by: Sayyed Muhammad Hussein Fadlullah (ra)
Translated by: Fatema Makki
Prophet Ibrahim (a.s.) was indeed the man of God who shouldered the responsibility of being ultimately true to God in all his actions and words, and despite all of the difficulties and obstacles standing in his way. He was an authentic servant of God who lived for His sake. This is what we infer from God's words, “and God took Ibrahim (a.s.) as a friend (4:125).” The nature of the relationship between God and Ibrahim (a.s.) was that of friendship, based on the mutual love between the two: “He loves them and they love Him.” (5:54). This kind of relationship is considered as the highest connection that a mortal can have with his Lord. It is a relationship of servitude that transcends into friendship.
Accordingly, this friendship between Ibrahim (a.s.) and God, being based on Ibrahim (a.s.)’s feeling that his very existence depends on Allah, led Ibrahim (a.s.) to the evidence of God’s existence, and thus asks God to bring back the dead to life: “Show me how You give life to the dead. [God] said: Do you not believe? [Ibrahim (a.s.)] said: Most certainly! But only that my heart be at ease.” (2:260)
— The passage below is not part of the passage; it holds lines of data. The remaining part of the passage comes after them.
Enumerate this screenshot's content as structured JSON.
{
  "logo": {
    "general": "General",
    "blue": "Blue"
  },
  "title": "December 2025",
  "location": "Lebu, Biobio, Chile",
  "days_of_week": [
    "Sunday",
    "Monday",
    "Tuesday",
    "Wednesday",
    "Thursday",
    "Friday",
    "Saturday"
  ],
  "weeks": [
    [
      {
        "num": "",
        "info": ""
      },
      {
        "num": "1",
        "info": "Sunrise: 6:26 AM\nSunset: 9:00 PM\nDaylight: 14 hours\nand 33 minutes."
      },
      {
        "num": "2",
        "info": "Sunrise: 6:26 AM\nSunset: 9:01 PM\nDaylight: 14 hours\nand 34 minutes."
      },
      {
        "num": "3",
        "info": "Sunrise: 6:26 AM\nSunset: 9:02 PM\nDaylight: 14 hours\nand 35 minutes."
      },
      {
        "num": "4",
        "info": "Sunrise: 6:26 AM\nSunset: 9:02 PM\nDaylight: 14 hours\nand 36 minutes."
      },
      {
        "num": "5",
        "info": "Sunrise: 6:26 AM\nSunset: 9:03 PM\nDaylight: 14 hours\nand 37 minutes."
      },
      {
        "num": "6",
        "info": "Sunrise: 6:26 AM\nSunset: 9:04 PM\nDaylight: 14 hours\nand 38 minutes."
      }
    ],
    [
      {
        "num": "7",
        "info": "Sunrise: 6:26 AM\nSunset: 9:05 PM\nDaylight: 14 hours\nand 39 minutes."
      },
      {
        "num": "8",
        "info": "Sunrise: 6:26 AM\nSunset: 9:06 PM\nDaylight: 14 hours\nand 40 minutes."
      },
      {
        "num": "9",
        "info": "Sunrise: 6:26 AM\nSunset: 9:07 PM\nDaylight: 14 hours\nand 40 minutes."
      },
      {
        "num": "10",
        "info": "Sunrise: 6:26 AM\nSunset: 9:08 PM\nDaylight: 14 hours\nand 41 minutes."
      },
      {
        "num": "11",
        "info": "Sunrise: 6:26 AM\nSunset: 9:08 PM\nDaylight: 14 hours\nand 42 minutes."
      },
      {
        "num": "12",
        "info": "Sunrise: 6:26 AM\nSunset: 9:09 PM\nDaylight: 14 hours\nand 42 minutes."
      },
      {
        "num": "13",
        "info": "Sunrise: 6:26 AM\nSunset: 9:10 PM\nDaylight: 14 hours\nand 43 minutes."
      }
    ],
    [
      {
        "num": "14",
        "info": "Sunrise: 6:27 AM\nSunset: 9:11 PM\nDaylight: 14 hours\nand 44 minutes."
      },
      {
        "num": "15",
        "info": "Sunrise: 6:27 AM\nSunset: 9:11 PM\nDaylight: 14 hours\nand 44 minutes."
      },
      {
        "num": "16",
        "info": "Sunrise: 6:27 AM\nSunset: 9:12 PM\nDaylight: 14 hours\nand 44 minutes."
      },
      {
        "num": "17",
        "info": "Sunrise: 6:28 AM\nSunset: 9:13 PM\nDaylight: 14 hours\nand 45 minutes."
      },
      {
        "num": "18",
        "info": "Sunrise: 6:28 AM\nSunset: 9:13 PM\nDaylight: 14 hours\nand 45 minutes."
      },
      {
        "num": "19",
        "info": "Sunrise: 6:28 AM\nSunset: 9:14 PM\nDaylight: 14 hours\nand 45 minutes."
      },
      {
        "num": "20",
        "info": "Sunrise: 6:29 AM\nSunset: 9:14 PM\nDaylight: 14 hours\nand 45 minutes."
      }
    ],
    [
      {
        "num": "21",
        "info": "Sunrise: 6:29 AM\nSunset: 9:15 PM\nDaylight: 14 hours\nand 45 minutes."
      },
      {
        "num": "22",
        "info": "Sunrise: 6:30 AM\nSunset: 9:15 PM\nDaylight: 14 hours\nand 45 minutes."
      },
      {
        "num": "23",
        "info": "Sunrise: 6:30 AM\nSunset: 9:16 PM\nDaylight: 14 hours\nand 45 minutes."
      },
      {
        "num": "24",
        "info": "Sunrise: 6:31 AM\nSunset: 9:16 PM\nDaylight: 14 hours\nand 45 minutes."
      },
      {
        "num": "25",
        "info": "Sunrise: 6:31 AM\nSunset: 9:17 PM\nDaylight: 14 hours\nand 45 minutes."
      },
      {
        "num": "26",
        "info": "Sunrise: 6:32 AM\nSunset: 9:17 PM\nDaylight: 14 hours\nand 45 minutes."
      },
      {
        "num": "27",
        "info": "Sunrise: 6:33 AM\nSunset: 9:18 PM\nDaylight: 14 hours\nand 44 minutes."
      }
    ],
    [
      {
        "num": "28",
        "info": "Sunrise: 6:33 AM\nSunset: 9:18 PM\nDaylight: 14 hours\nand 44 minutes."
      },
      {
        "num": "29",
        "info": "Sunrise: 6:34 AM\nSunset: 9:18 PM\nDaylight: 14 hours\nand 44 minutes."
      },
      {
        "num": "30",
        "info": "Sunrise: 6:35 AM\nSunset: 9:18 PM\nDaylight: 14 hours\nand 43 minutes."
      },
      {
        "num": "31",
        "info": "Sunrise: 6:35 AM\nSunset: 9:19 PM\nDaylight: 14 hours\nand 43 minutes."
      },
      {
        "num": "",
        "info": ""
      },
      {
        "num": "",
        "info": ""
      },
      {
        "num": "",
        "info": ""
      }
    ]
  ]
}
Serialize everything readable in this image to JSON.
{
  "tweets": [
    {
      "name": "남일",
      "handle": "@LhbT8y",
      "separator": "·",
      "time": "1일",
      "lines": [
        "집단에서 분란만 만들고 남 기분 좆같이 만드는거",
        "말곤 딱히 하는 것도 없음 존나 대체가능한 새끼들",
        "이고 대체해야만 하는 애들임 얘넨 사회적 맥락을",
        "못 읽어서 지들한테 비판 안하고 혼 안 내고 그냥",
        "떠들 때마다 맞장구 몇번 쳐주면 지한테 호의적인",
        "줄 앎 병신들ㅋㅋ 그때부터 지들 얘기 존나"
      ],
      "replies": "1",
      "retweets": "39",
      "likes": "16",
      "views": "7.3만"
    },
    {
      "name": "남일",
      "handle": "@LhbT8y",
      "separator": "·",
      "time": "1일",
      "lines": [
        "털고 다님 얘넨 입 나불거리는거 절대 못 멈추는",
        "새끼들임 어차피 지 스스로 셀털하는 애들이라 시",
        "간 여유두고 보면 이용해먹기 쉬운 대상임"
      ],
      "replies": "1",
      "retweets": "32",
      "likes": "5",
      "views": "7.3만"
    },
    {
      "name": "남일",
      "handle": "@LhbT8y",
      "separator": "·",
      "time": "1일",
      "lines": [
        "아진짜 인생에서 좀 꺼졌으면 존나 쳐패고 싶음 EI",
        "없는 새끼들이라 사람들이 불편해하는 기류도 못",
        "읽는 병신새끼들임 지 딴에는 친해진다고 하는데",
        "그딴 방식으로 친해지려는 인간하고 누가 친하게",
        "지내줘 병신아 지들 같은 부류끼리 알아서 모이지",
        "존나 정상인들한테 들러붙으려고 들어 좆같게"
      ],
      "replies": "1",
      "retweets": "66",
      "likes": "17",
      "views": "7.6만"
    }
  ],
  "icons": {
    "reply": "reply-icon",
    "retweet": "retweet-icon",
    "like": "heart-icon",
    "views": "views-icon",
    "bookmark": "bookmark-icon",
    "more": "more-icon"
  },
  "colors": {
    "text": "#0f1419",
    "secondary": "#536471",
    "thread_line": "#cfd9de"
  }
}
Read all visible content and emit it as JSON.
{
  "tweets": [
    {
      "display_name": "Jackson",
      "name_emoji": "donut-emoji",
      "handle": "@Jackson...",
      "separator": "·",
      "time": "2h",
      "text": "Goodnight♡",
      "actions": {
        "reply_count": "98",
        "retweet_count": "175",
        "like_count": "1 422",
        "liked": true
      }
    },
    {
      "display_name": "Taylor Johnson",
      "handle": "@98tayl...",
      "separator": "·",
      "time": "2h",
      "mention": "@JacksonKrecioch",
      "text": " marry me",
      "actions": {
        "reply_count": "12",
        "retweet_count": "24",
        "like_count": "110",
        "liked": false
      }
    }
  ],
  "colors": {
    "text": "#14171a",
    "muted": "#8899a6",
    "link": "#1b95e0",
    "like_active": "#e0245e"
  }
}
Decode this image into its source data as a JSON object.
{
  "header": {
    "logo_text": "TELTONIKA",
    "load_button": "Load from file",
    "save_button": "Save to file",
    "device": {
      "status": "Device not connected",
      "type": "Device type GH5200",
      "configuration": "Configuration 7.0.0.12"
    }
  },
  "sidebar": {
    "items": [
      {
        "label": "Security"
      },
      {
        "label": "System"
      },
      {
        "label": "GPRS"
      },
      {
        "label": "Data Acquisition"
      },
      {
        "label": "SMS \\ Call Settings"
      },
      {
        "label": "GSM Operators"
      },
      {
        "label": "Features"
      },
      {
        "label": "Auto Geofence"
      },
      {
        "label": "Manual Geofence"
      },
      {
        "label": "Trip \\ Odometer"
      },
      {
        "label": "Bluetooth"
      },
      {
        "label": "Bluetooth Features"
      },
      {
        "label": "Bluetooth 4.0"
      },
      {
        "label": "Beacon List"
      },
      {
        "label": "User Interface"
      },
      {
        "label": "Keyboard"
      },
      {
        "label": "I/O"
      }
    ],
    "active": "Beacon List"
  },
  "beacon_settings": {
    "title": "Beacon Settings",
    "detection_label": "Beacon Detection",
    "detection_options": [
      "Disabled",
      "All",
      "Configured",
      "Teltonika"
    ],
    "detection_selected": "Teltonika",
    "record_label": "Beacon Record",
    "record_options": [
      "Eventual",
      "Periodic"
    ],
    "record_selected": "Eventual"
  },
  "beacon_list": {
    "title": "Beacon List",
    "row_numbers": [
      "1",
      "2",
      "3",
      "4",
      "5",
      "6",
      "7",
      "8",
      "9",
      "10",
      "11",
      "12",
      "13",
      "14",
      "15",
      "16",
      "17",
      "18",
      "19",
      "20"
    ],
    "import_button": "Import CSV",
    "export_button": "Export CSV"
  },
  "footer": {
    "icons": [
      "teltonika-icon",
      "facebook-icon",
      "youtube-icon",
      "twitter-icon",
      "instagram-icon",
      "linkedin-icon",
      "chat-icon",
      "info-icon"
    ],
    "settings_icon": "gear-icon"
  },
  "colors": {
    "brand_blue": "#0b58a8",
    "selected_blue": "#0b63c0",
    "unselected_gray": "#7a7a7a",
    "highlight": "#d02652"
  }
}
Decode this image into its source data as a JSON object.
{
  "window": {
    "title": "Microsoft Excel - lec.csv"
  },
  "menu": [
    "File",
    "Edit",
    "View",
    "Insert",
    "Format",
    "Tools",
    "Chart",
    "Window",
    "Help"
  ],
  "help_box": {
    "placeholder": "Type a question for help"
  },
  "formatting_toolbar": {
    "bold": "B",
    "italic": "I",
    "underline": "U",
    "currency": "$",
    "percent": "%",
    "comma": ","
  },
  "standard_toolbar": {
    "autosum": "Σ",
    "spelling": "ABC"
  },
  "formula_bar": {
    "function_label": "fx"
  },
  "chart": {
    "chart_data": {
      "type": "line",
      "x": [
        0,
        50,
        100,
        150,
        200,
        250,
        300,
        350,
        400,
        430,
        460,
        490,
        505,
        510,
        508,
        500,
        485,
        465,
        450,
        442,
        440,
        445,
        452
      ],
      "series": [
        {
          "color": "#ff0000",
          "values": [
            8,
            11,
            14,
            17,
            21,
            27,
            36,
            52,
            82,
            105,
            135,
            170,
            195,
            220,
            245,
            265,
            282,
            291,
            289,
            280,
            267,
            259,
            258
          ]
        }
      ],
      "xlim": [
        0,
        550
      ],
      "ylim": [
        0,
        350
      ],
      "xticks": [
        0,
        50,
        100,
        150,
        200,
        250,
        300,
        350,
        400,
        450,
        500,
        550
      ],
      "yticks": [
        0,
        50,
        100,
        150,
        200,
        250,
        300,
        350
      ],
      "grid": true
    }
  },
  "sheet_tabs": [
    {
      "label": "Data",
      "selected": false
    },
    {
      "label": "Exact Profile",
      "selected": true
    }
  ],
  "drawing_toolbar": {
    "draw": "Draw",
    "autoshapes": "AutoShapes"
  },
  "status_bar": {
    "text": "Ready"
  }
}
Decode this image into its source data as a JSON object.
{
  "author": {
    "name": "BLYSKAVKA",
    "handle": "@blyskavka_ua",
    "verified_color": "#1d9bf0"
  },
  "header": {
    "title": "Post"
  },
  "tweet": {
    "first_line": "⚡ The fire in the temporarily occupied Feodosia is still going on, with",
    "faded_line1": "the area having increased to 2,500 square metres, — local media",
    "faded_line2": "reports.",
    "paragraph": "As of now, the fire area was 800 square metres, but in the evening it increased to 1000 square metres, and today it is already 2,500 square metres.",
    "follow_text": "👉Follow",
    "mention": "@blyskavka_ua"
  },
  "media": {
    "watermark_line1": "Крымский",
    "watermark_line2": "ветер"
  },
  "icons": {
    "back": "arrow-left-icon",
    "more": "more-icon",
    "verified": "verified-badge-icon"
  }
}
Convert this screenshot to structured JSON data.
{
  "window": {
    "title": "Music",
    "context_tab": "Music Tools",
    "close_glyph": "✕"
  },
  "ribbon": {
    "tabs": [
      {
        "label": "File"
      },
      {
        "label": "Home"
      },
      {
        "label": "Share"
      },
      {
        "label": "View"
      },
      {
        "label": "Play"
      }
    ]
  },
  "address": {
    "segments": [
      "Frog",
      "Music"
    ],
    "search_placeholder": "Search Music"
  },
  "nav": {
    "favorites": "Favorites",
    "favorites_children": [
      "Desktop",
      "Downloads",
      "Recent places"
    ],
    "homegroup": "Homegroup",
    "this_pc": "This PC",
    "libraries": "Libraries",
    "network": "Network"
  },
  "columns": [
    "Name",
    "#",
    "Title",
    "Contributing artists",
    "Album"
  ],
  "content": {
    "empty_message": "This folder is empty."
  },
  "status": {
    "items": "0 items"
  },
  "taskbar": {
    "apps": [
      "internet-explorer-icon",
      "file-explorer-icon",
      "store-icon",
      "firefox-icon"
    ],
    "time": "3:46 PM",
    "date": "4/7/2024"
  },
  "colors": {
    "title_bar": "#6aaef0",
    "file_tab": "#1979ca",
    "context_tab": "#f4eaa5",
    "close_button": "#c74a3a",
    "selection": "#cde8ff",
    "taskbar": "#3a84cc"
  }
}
This indicates that in Ibrahim (a.s.)’s relation with his Lord, he was open to Him and lived with Him a life of spontaneity, in which faith and creed complement love and obedience to Allah.
From this perspective, we infer that Ibrahim (a.s.) lived an absolute submission to Allah; inspired by the verse: “The milla of your father Ibrahim (a.s.), who called you Muslims from before.” (22:78) “When his Lord told him: Submit [aslim], he said: I submit to the Lord of all the Worlds. And Ibrahim (a.s.) left a legacy to his children, as did Jacob, saying thus: O my children! God has chosen for you the religion, and die only as Muslims,” (2:131-32) we tend to believe that the he was the first to use the term al-Islam. Prophet Ibrahim (a.s.) was the first to derive the term “Islam” (meaning the submission to Allah) after hearing it from God, Almighty. The term “Islam” encompasses all succeeding religions asserting oneness and calling for monotheism: “Verily the religion with God is al-Islam.” (3:19); “And whoever follows other than Islam, it will not be accepted from him” (3:85).
Naturally, we may note that Ibrahim (a.s.), being the man who lived with God in all his being, words, actions, sentiments, and intellect, worked hard to create an educational atmosphere in his community. He meant to propagate this spiritual empathy with God, and transcendence to all of his descents. He also meant to transmit this Islam to all of humankind. This is the message of the glorious verse: “And Ibrahim (a.s.) left as a legacy to his children, as did Jacob, saying thus: O my children! God has chosen for you the religion, and die only Muslims.” (2:132).
God wanted the experience of prophet Ibrahim (a.s.) and his son Ismael to be an example of the transcendental relation which embodies Islam in its highest forms. The father’s affection towards his son was tested. Ismael was to be sacrificed by his own father. Prophet Ibrahim (a.s.) was to sacrifice his son by his bare hands and not stand by and watch the deed be done by others. Ibrahim (a.s.) had to bend his sense of fatherhood and subdue his love, affection, and empathy towards his only son.
On the other hand, Ismael's love for himself was also challenged. The faith of both, the father and the son, was tested. The father was required to subdue his affection towards his beloved son, and the son had to subject his sense of self. Eventually, they were both capable of achieving qhat God ordered them to do. Ibrahim (a.s.) addresses his son: “O my son, I see in my sleep that I sacrifice you, so what do you think? (37:102) Instantly, Ismael responded without pausing a while to contemplate the action and said: “O my father! Do as you are commanded; You will find me, God willing, among the forbearing.”
We infer, after reading the story of Ibrahim (a.s.) and his son Ismael, that Ibrahim (a.s.) was successful in rearing his son in accordance to the principles of Islam, according to which one sacrifices his sense of self for the sake of God. We can also conclude that Ibrahim (a.s.), unlike other fathers who are blessed with sons after a long period of time, did not spoil his son, while the son becomes untouchable; his mistakes are holy, his bad deeds not to be punished. Such a blind affection has very negative consequences.
We tend to believe that on the part of Ibrahim (a.s.), there was a dedication to the prophetic message, and a tendency on the part of Ismael. In other words, Ibrahim did not perceive his son from an emotional or sentimental perspective, but rather from a prophetic perspective. He realized that all of his actions must be for the sake of God and must dedicate both his sense of fatherhood and brotherhood in servitude for Allah. He was aware of the fact that instead of being self- consumed and view the matter selfishly, he had to be selfless, and that it was his duty to come out of his experience with a more profound faith.
* Edited excerpts from “Dunya Ash-Shabab”